Return the entries in their entirety, precisely as given.
################
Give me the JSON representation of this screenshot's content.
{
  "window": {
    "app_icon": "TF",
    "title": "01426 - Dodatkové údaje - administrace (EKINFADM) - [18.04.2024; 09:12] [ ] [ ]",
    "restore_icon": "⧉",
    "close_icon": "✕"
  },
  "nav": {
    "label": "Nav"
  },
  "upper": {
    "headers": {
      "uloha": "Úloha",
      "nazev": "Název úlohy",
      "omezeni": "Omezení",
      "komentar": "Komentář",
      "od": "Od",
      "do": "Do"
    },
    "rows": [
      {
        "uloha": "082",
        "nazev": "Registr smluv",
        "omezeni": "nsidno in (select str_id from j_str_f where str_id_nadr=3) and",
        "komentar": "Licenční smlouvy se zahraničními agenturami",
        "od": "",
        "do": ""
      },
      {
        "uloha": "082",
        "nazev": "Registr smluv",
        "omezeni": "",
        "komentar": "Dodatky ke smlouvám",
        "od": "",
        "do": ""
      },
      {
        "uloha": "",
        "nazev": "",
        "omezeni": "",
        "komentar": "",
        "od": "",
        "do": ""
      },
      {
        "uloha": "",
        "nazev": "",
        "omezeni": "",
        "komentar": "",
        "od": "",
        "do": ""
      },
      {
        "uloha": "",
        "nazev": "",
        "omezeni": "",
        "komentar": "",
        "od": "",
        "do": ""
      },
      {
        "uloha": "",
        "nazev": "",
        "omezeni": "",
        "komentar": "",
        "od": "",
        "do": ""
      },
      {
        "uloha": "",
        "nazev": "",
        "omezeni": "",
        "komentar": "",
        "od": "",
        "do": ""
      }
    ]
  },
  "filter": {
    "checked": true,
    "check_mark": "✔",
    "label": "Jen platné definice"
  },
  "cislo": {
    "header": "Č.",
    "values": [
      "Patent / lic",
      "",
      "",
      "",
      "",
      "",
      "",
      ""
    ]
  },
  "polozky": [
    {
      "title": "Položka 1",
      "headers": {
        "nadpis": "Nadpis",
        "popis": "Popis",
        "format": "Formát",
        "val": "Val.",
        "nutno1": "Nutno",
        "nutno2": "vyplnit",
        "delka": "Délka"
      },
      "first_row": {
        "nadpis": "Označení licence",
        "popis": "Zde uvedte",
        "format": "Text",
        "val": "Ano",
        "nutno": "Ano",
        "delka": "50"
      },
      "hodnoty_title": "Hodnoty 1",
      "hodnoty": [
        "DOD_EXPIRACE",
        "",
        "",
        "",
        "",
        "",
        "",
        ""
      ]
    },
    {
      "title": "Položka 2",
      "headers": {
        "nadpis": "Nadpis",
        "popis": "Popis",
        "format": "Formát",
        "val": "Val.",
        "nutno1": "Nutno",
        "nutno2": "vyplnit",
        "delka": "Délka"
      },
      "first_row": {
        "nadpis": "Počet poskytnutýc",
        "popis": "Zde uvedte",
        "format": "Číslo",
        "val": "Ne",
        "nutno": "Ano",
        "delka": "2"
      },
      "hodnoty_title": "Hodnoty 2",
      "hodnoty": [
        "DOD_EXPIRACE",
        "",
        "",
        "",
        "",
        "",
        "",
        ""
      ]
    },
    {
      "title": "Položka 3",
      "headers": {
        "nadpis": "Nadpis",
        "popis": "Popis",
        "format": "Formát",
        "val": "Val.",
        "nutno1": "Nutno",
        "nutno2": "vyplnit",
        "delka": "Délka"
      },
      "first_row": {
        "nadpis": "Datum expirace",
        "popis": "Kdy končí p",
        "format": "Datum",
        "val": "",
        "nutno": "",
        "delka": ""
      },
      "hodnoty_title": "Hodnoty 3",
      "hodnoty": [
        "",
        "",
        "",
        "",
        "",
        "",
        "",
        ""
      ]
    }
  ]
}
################
__ANSWER BELOW__:
Give me the JSON representation of this screenshot's content.
{
  "window": {
    "app_icon": "TF",
    "title": "01426 - Dodatkové údaje - administrace (EKINFADM) - [18.04.2024; 09:12] [ ] [ ]",
    "restore_icon": "⧉",
    "close_icon": "✕"
  },
  "nav": {
    "label": "Nav"
  },
  "upper": {
    "headers": {
      "uloha": "Úloha",
      "nazev": "Název úlohy",
      "omezeni": "Omezení",
      "komentar": "Komentář",
      "od": "Od",
      "do": "Do"
    },
    "rows": [
      {
        "uloha": "082",
        "nazev": "Registr smluv",
        "omezeni": "nsidno in (select str_id from j_str_f where str_id_nadr=3) and",
        "komentar": "Licenční smlouvy se zahraničními agenturami",
        "od": "",
        "do": ""
      },
      {
        "uloha": "082",
        "nazev": "Registr smluv",
        "omezeni": "",
        "komentar": "Dodatky ke smlouvám",
        "od": "",
        "do": ""
      },
      {
        "uloha": "",
        "nazev": "",
        "omezeni": "",
        "komentar": "",
        "od": "",
        "do": ""
      },
      {
        "uloha": "",
        "nazev": "",
        "omezeni": "",
        "komentar": "",
        "od": "",
        "do": ""
      },
      {
        "uloha": "",
        "nazev": "",
        "omezeni": "",
        "komentar": "",
        "od": "",
        "do": ""
      },
      {
        "uloha": "",
        "nazev": "",
        "omezeni": "",
        "komentar": "",
        "od": "",
        "do": ""
      },
      {
        "uloha": "",
        "nazev": "",
        "omezeni": "",
        "komentar": "",
        "od": "",
        "do": ""
      }
    ]
  },
  "filter": {
    "checked": true,
    "check_mark": "✔",
    "label": "Jen platné definice"
  },
  "cislo": {
    "header": "Č.",
    "values": [
      "Patent / lic",
      "",
      "",
      "",
      "",
      "",
      "",
      ""
    ]
  },
  "polozky": [
    {
      "title": "Položka 1",
      "headers": {
        "nadpis": "Nadpis",
        "popis": "Popis",
        "format": "Formát",
        "val": "Val.",
        "nutno1": "Nutno",
        "nutno2": "vyplnit",
        "delka": "Délka"
      },
      "first_row": {
        "nadpis": "Označení licence",
        "popis": "Zde uvedte",
        "format": "Text",
        "val": "Ano",
        "nutno": "Ano",
        "delka": "50"
      },
      "hodnoty_title": "Hodnoty 1",
      "hodnoty": [
        "DOD_EXPIRACE",
        "",
        "",
        "",
        "",
        "",
        "",
        ""
      ]
    },
    {
      "title": "Položka 2",
      "headers": {
        "nadpis": "Nadpis",
        "popis": "Popis",
        "format": "Formát",
        "val": "Val.",
        "nutno1": "Nutno",
        "nutno2": "vyplnit",
        "delka": "Délka"
      },
      "first_row": {
        "nadpis": "Počet poskytnutýc",
        "popis": "Zde uvedte",
        "format": "Číslo",
        "val": "Ne",
        "nutno": "Ano",
        "delka": "2"
      },
      "hodnoty_title": "Hodnoty 2",
      "hodnoty": [
        "DOD_EXPIRACE",
        "",
        "",
        "",
        "",
        "",
        "",
        ""
      ]
    },
    {
      "title": "Položka 3",
      "headers": {
        "nadpis": "Nadpis",
        "popis": "Popis",
        "format": "Formát",
        "val": "Val.",
        "nutno1": "Nutno",
        "nutno2": "vyplnit",
        "delka": "Délka"
      },
      "first_row": {
        "nadpis": "Datum expirace",
        "popis": "Kdy končí p",
        "format": "Datum",
        "val": "",
        "nutno": "",
        "delka": ""
      },
      "hodnoty_title": "Hodnoty 3",
      "hodnoty": [
        "",
        "",
        "",
        "",
        "",
        "",
        "",
        ""
      ]
    }
  ]
}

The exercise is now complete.